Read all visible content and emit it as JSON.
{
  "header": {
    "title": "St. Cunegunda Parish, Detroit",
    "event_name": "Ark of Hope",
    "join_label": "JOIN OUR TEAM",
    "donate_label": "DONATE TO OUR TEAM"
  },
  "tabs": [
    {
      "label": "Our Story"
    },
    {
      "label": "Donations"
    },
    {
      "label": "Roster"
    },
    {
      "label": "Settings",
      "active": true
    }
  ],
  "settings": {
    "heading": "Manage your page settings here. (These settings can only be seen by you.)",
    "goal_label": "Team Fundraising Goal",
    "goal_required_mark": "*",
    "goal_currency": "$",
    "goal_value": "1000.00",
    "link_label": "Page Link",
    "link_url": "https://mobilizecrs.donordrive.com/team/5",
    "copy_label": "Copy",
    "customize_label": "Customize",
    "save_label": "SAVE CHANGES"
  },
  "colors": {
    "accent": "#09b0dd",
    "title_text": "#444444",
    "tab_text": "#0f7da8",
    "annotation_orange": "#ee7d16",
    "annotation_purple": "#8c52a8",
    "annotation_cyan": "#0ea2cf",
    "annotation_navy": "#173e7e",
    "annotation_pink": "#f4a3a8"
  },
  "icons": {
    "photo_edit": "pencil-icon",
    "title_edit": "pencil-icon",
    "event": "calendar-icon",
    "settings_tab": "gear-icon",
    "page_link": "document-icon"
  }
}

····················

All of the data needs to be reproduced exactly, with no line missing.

• [Response area]:
Read all visible content and emit it as JSON.
{
  "header": {
    "title": "St. Cunegunda Parish, Detroit",
    "event_name": "Ark of Hope",
    "join_label": "JOIN OUR TEAM",
    "donate_label": "DONATE TO OUR TEAM"
  },
  "tabs": [
    {
      "label": "Our Story"
    },
    {
      "label": "Donations"
    },
    {
      "label": "Roster"
    },
    {
      "label": "Settings",
      "active": true
    }
  ],
  "settings": {
    "heading": "Manage your page settings here. (These settings can only be seen by you.)",
    "goal_label": "Team Fundraising Goal",
    "goal_required_mark": "*",
    "goal_currency": "$",
    "goal_value": "1000.00",
    "link_label": "Page Link",
    "link_url": "https://mobilizecrs.donordrive.com/team/5",
    "copy_label": "Copy",
    "customize_label": "Customize",
    "save_label": "SAVE CHANGES"
  },
  "colors": {
    "accent": "#09b0dd",
    "title_text": "#444444",
    "tab_text": "#0f7da8",
    "annotation_orange": "#ee7d16",
    "annotation_purple": "#8c52a8",
    "annotation_cyan": "#0ea2cf",
    "annotation_navy": "#173e7e",
    "annotation_pink": "#f4a3a8"
  },
  "icons": {
    "photo_edit": "pencil-icon",
    "title_edit": "pencil-icon",
    "event": "calendar-icon",
    "settings_tab": "gear-icon",
    "page_link": "document-icon"
  }
}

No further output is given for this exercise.